(Website and app data records)
=== Section Start ===

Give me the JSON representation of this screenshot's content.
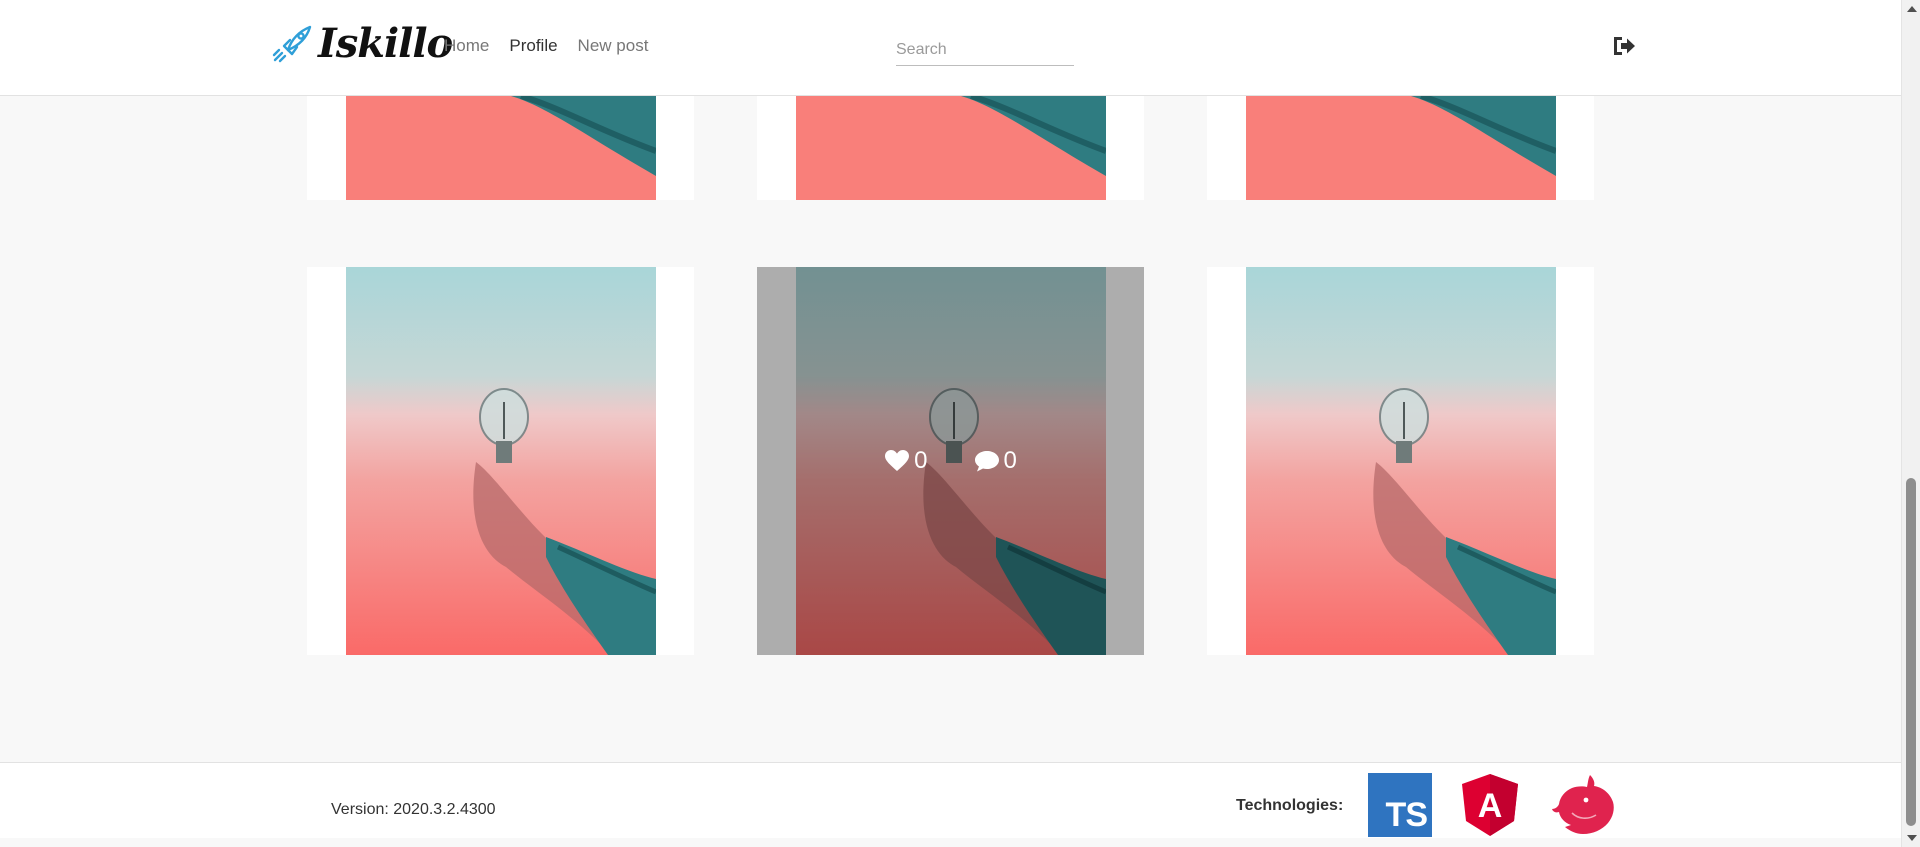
{
  "header": {
    "logo_text": "Iskillo",
    "nav": [
      {
        "label": "Home",
        "active": false
      },
      {
        "label": "Profile",
        "active": true
      },
      {
        "label": "New post",
        "active": false
      }
    ],
    "search": {
      "placeholder": "Search",
      "value": ""
    },
    "logout_icon": "sign-out-icon"
  },
  "posts": [
    {
      "row": 1,
      "col": 1
    },
    {
      "row": 1,
      "col": 2
    },
    {
      "row": 1,
      "col": 3
    },
    {
      "row": 2,
      "col": 1
    },
    {
      "row": 2,
      "col": 2,
      "hovered": true,
      "likes": "0",
      "comments": "0"
    },
    {
      "row": 2,
      "col": 3
    }
  ],
  "hover_stats": {
    "likes": "0",
    "comments": "0"
  },
  "footer": {
    "version": "Version: 2020.3.2.4300",
    "technologies_label": "Technologies:",
    "ts_label": "TS",
    "angular_letter": "A",
    "technologies": [
      "typescript-logo",
      "angular-logo",
      "nestjs-logo"
    ]
  },
  "colors": {
    "accent": "#2f9fd8",
    "ts_blue": "#2f74c0",
    "angular_red": "#dd0031",
    "nest_red": "#e0234e"
  }
}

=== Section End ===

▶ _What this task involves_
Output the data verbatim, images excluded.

▶ _Answer to this exercise_
Give me the JSON representation of this screenshot's content.
{
  "header": {
    "logo_text": "Iskillo",
    "nav": [
      {
        "label": "Home",
        "active": false
      },
      {
        "label": "Profile",
        "active": true
      },
      {
        "label": "New post",
        "active": false
      }
    ],
    "search": {
      "placeholder": "Search",
      "value": ""
    },
    "logout_icon": "sign-out-icon"
  },
  "posts": [
    {
      "row": 1,
      "col": 1
    },
    {
      "row": 1,
      "col": 2
    },
    {
      "row": 1,
      "col": 3
    },
    {
      "row": 2,
      "col": 1
    },
    {
      "row": 2,
      "col": 2,
      "hovered": true,
      "likes": "0",
      "comments": "0"
    },
    {
      "row": 2,
      "col": 3
    }
  ],
  "hover_stats": {
    "likes": "0",
    "comments": "0"
  },
  "footer": {
    "version": "Version: 2020.3.2.4300",
    "technologies_label": "Technologies:",
    "ts_label": "TS",
    "angular_letter": "A",
    "technologies": [
      "typescript-logo",
      "angular-logo",
      "nestjs-logo"
    ]
  },
  "colors": {
    "accent": "#2f9fd8",
    "ts_blue": "#2f74c0",
    "angular_red": "#dd0031",
    "nest_red": "#e0234e"
  }
}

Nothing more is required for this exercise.